Offenders list to include sanctioned physicians

New government data bank will register all adverse actions’ against providers

If the OIG gets its way, a new federal database will register all so-called adverse actions taken against providers — even if those actions are still under appeal.

The Healthcare Integrity and Protection Data Bank (HIPDB), mandated by the HIPAA legislation, is intended to be a register of any adverse actions against providers, such as civil or criminal judgments or convictions, licensing actions, and exclusions. It would include actions that involve unsound fiscal, business or medical practices that cost Medicare money, don’t meet accepted standards of care or affect patient care.

That’s straightforward enough, and few people are likely to challenge the concept of a system to track repeat offenders. But the fact that adverse actions still under appeal by physicians, hospitals and other providers must also be submitted troubles Pat Smith, director of governmental relations for the Englewood, CO-based Medical Group Management Association. "It raises a basic question of fairness," Smith adds. It also troubles a compliance officer at a large university group practice in the Southwest. "If it’s unresolved, how can it go into a data bank?" asks the compliance officer, who asked for anonymity.

Another rub lies in a provision of HIPAA that gives HHS the discretion to include other types of adverse actions. OIG believes Congress "intended a broad interpretation of the terms health care fraud and abuse,’" according to the proposal. And the agency is choosing to define adverse actions to include administrative decisions by health plans, such as depriving a practitioner of clinical privileges.

Hold on, says Bill Mahan, executive director of the National Healthcare Anti-Fraud Association, which represents private insurers and HMOs. No health plan on earth is going to restrict a physician and publicly admit it’s because of concerns about fraud. That’s an open invitation for a lawsuit. Health plans dread finding themselves caught between the proposed $25,000 per day fine for not reporting adverse actions and a multimillion-dollar lawsuit from an outraged physician, Mahan says.

In addition, the current crusade against health fraud makes it easy for a provider to get a black mark, worries the Southwestern compliance officer. "The ability to accuse someone in a group practice or hospital setting is very easy if there’s a simple mistake that ends up costing millions," she adds.

Other facets of the proposed regs, which are open for public comment until Dec. 29, include:

-Those having to report adverse actions and those having access to the database include HMOs, private insurers, and government agencies.

-Providers whose actions must be reported to the data bank include physicians, nurses, chiropractors, podiatrists, emergency medical technicians, physical therapists, pharmacists, clinical psychologists, acupuncturists, dietitians, aides, and licensed or certified alternative medicine practitioners such as homeopaths and naturopaths.

-Those who submit reports to the HIPDB won’t be liable for their accuracy unless they actually knew them to be false.
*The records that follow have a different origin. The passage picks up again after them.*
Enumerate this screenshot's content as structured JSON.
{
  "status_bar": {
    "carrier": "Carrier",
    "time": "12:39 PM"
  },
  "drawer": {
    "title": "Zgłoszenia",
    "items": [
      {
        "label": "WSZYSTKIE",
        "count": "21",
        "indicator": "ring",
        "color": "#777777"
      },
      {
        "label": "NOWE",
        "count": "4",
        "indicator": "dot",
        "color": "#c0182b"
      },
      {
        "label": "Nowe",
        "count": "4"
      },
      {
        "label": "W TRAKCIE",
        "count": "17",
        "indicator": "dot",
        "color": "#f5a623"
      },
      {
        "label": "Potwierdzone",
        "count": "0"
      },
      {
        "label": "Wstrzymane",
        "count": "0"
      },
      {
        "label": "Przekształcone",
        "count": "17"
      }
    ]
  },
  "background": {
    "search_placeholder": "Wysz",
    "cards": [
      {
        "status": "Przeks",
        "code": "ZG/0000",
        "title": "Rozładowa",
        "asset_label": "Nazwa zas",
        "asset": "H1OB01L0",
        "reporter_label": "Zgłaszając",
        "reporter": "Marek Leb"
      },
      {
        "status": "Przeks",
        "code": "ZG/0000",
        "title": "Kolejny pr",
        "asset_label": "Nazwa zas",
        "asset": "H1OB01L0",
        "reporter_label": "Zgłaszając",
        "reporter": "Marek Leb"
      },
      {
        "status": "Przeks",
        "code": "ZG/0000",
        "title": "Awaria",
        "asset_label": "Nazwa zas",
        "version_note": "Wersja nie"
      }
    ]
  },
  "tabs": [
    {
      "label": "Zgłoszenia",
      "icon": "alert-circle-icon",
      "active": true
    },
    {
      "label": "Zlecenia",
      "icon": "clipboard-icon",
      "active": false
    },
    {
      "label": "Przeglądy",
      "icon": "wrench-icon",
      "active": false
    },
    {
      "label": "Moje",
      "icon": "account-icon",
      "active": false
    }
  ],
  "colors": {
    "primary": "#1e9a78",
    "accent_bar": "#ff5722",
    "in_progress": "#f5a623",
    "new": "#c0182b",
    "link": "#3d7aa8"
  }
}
Federal and state agencies must submit reports to the data bank either within 30 days of the adverse action or when the agency knew the adverse action was taken.

-Agencies and health plans would have to collect Social Security and Employer Identification numbers for purposes of reporting to the HIPDB.
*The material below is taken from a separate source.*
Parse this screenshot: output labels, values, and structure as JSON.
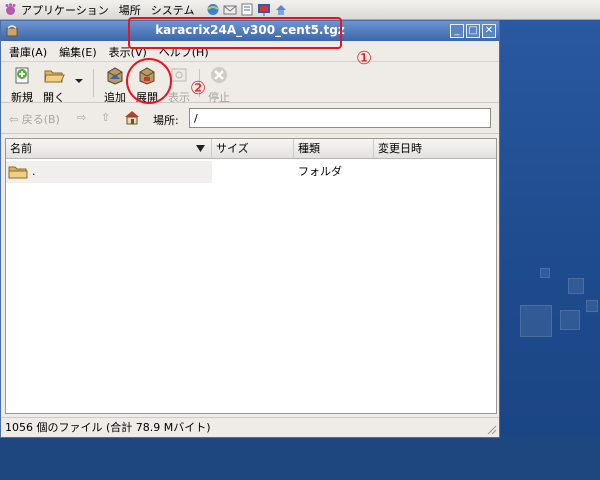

-Doctors won’t be able to evade the system by voluntarily surrendering, or not renewing, their licenses before they are sanctioned. Any provider under investigation, or who surrenders a license to settle a probe, will be reported to the HIPDB.

-OIG wants reporting to include any adjudicated action, such as orders by an administrative law judge, civil monetary penalties and assessments, revocations, debarments, and loss of clinical and staff privileges at a health plan.

-Anyone accessing the data bank would pay a fee, though the subject of each report to HIPDB gets a free copy. HIPDB records may only be accessed for purposes of preventing health fraud and improving patient care. For privacy reasons, the data bank won’t contain any individually identifiable patient records.

-Providers can dispute the accuracy of a report to the NIPDB, though they can’t dispute the underlying judgment that fueled the report.

-The program will be phased in gradually, beginning with licensure actions, federal criminal convictions and civil judgments, and exclusions.